Lastly, budget is an important consideration when choosing a preamp. Preamps can range in price from less than $50 to over $500. While higher-priced preamps may offer better sound quality and more features, there are also many affordable options that can provide excellent performance.
Setting Up And Optimizing Your Preamp For The Best Sound Quality
Once you have purchased a preamp, it’s important to set it up properly in order to achieve the best sound quality possible. The first step is to connect the preamp to your turntable and amplifier or receiver. Most preamps have RCA inputs and outputs, so you will need RCA cables to make these connections. Be sure to connect the ground wire from your turntable to the ground terminal on the preamp as well.
Once everything is connected, it’s time to optimize the settings on your preamp. Many preamps have adjustable settings for gain, impedance, and capacitance. These settings can have a significant impact on the sound quality of your vinyl playback.
The gain setting controls the amount of amplification applied to the signal. It’s important to set this correctly in order to avoid distortion or clipping. Start with a low gain setting and gradually increase it until you reach a comfortable listening volume without any distortion.
The impedance setting controls how much resistance is applied to the signal. This can affect the frequency response and overall sound quality. It’s best to consult the manual for your specific preamp to determine the optimal impedance setting for your turntable and cartridge.
The capacitance setting affects how much electrical charge is stored in the circuit. This can also affect the frequency response and overall sound quality. Again, consult the manual for your specific preamp to determine the optimal capacitance setting for your setup.
Finally, it’s important to keep your preamp clean and free from dust and debris. This can affect the performance of the device and ultimately impact the sound quality of your vinyl playback.
By properly setting up and optimizing your preamp, you can achieve the best possible sound quality from your turntable setup. It may take some trial and error to find the optimal settings for your specific setup, but it’s well worth the effort for an unparalleled vinyl listening experience.
Common Preamp Issues And Troubleshooting Tips

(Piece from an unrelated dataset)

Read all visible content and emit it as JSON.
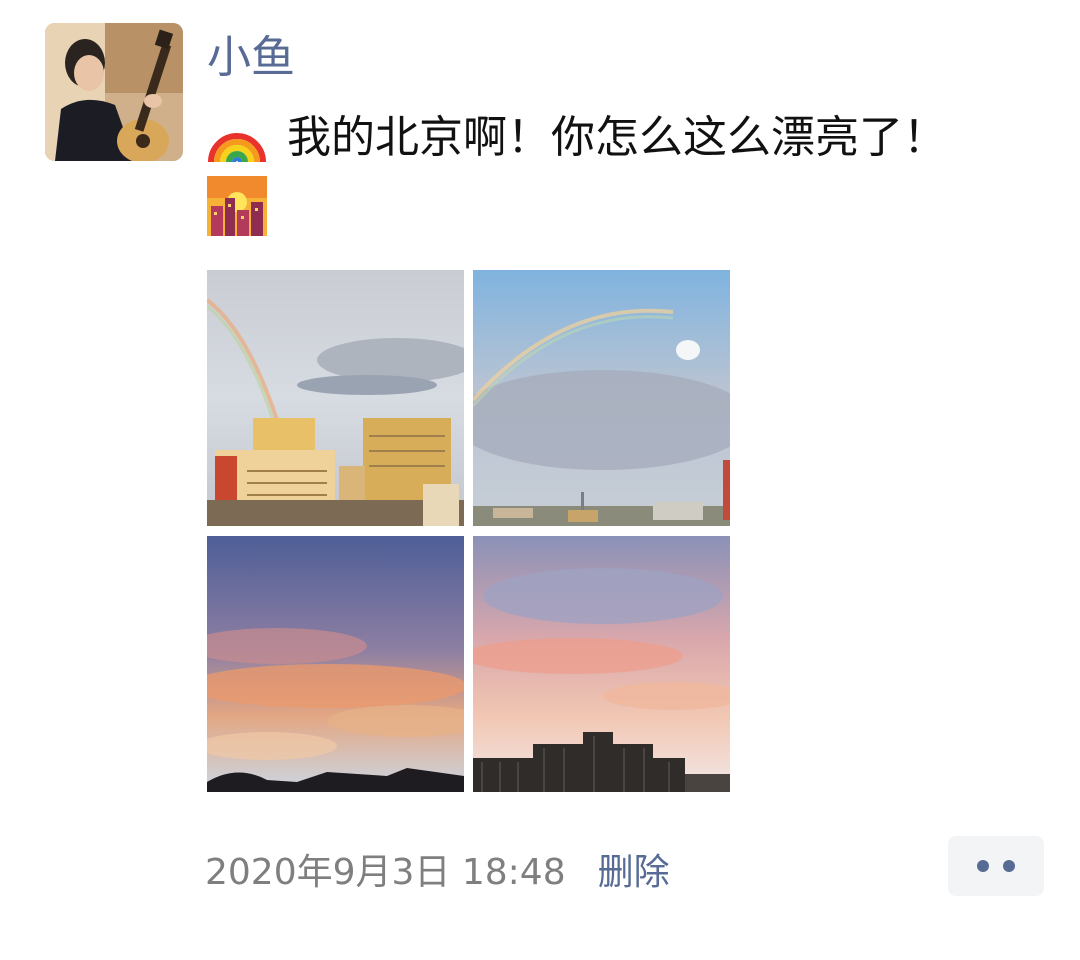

While a preamp is essential for playing vinyl records, it can sometimes present issues that need to be addressed. Here are some common preamp issues and troubleshooting tips:
1. Humming or buzzing sound: If you hear a humming or buzzing sound coming from your speakers, it could be due to a grounding issue. Check to make sure that the ground wire from your turntable is properly connected to the grounding post on your preamp.
2. Distorted sound: If the sound coming from your speakers is distorted, it could be due to an issue with the RIAA equalization curve. Make sure that your preamp is properly applying the curve to the signal.
3. Low volume: If the volume of your records is too low, it could be due to an issue with the gain settings on your preamp. Check to make sure that the gain is set high enough to properly amplify the signal.
4. No sound: If you’re not hearing any sound at all, check to make sure that your preamp is properly connected to your turntable and audio system. Make sure that all cables are securely connected and that the correct input and output settings are selected.
5. Feedback or ringing: If you hear feedback or ringing in your speakers, it could be due to a resonance issue. Try moving your speakers further away from your turntable or adjusting the placement of your preamp.
By addressing these common preamp issues, you can ensure that you’re getting the best possible sound from your vinyl records. Remember, a preamp is an essential component for playing vinyl records, so it’s important to make sure that yours is working properly.